How you respond to this disagreement—who or what you believe—will have major ramifications for the rest of your day.

Mark Sisson

As I said last week, the scales are unreliable, and we have a contradiction. My shirts are loose, but weight has probably increased. My walk distance is longer, and the pace is higher. We are now exhausting the dogs. Perhaps we need to be looking a lean body mass, That decreases insulin resistance, and probably increases longevity.

Sarcopenia is a fancy word for age-related loss of muscle mass. Sarcopenia, or the decline of skeletal muscle tissue with age, is one of the most important causes of functional decline and loss of independence in older adults. Sarcopenia starts to appear in our 40s!!! Loss of muscle mass is predictive of a shorter lifespan, and worse recovery after injury or surgery. The causes of sarcopenia are debated, but it appears to be multifactorial, with neurological decline, hormonal changes, chronic inflammation, sedentary behavior, chronic illness, and poor nutrition, all looking to be related and contributing to the decline.

Howard Luks

There are plenty of scales that will estimate thisplenty of scales that will estimate this from impedence, but they may underestimate your pecercentage of body fat underestimate your pecercentage of body fat if you have a BMI over 30. A good scale, however, should cost you less that $50 US. But you need to put them in the same place, preferably on a solid slab of something, not on carpet.
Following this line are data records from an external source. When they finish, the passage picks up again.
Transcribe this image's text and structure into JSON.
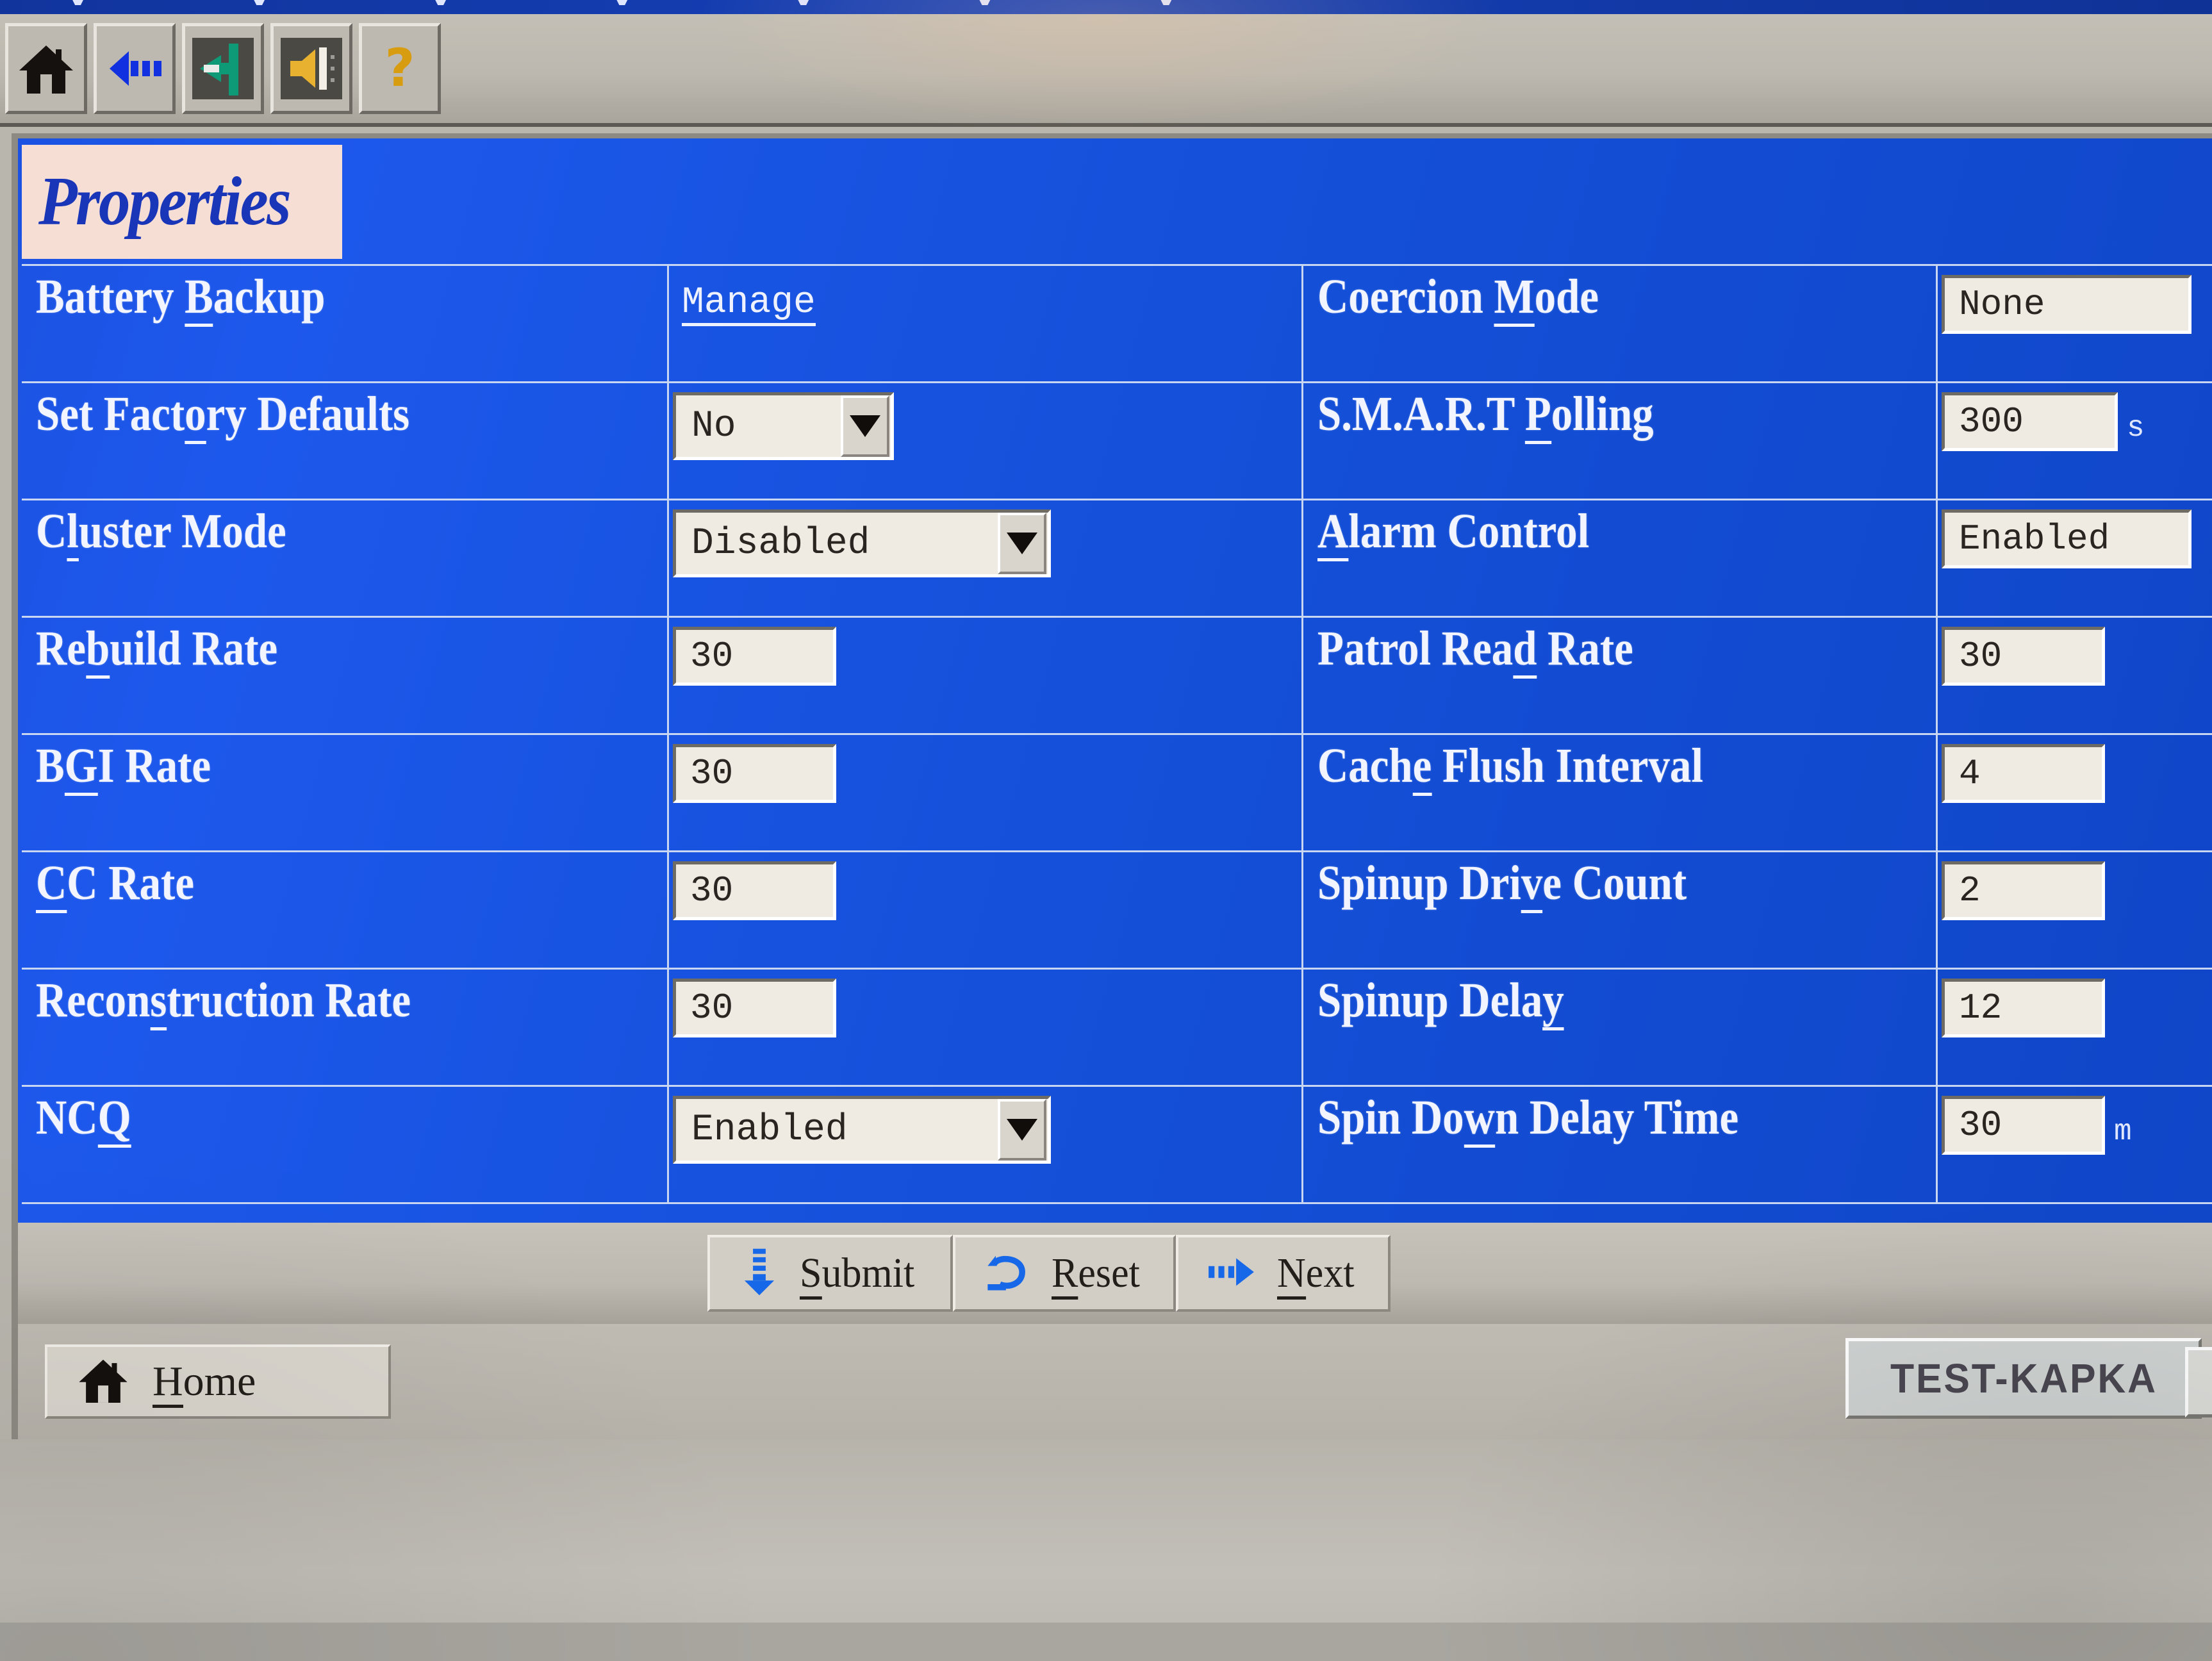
{
  "toolbar": {
    "buttons": [
      {
        "name": "home-icon",
        "tooltip": "Home"
      },
      {
        "name": "back-icon",
        "tooltip": "Back"
      },
      {
        "name": "logout-icon",
        "tooltip": "Log Out"
      },
      {
        "name": "sound-icon",
        "tooltip": "Sound"
      },
      {
        "name": "help-icon",
        "tooltip": "Help"
      }
    ]
  },
  "panel": {
    "title": "Properties"
  },
  "properties": {
    "left": [
      {
        "label_pre": "Battery ",
        "label_acc": "B",
        "label_post": "ackup",
        "type": "link",
        "value": "Manage"
      },
      {
        "label_pre": "Set Fact",
        "label_acc": "o",
        "label_post": "ry Defaults",
        "type": "select",
        "value": "No",
        "width": "w-no"
      },
      {
        "label_pre": "C",
        "label_acc": "l",
        "label_post": "uster Mode",
        "type": "select",
        "value": "Disabled",
        "width": "w-dis"
      },
      {
        "label_pre": "Re",
        "label_acc": "b",
        "label_post": "uild Rate",
        "type": "text",
        "value": "30",
        "width": "w-sm"
      },
      {
        "label_pre": "B",
        "label_acc": "G",
        "label_post": "I Rate",
        "type": "text",
        "value": "30",
        "width": "w-sm"
      },
      {
        "label_pre": "",
        "label_acc": "C",
        "label_post": "C Rate",
        "type": "text",
        "value": "30",
        "width": "w-sm"
      },
      {
        "label_pre": "Recon",
        "label_acc": "s",
        "label_post": "truction Rate",
        "type": "text",
        "value": "30",
        "width": "w-sm"
      },
      {
        "label_pre": "NC",
        "label_acc": "Q",
        "label_post": "",
        "type": "select",
        "value": "Enabled",
        "width": "w-en"
      }
    ],
    "right": [
      {
        "label_pre": "Coercion ",
        "label_acc": "M",
        "label_post": "ode",
        "type": "text",
        "value": "None",
        "width": "w-lg",
        "unit": ""
      },
      {
        "label_pre": "S.M.A.R.T ",
        "label_acc": "P",
        "label_post": "olling",
        "type": "text",
        "value": "300",
        "width": "w-md",
        "unit": "s"
      },
      {
        "label_pre": "",
        "label_acc": "A",
        "label_post": "larm Control",
        "type": "text",
        "value": "Enabled",
        "width": "w-lg",
        "unit": ""
      },
      {
        "label_pre": "Patrol Rea",
        "label_acc": "d",
        "label_post": " Rate",
        "type": "text",
        "value": "30",
        "width": "w-sm",
        "unit": ""
      },
      {
        "label_pre": "Cach",
        "label_acc": "e",
        "label_post": " Flush Interval",
        "type": "text",
        "value": "4",
        "width": "w-sm",
        "unit": ""
      },
      {
        "label_pre": "Spinup Dri",
        "label_acc": "v",
        "label_post": "e Count",
        "type": "text",
        "value": "2",
        "width": "w-sm",
        "unit": ""
      },
      {
        "label_pre": "Spinup Dela",
        "label_acc": "y",
        "label_post": "",
        "type": "text",
        "value": "12",
        "width": "w-sm",
        "unit": ""
      },
      {
        "label_pre": "Spin Do",
        "label_acc": "w",
        "label_post": "n Delay Time",
        "type": "text",
        "value": "30",
        "width": "w-sm",
        "unit": "m"
      }
    ]
  },
  "actions": [
    {
      "icon": "down-arrow-icon",
      "pre": "",
      "acc": "S",
      "post": "ubmit"
    },
    {
      "icon": "undo-arrow-icon",
      "pre": "",
      "acc": "R",
      "post": "eset"
    },
    {
      "icon": "right-arrow-icon",
      "pre": "",
      "acc": "N",
      "post": "ext"
    }
  ],
  "bottom": {
    "home": {
      "icon": "home-icon",
      "pre": "",
      "acc": "H",
      "post": "ome"
    },
    "status": "TEST-KAPKA"
  },
  "colors": {
    "panel_blue": "#1550d8",
    "title_bg": "#f6ded4",
    "title_text": "#1a36b8",
    "label_text": "#f2f4ff",
    "field_bg": "#efebe2",
    "chrome_gray": "#bdb9b0",
    "accent_blue": "#1668e8"
  }
}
And it may pick up that the reason you’ve gained while your stomach shrunk is that your lean body mass is increased.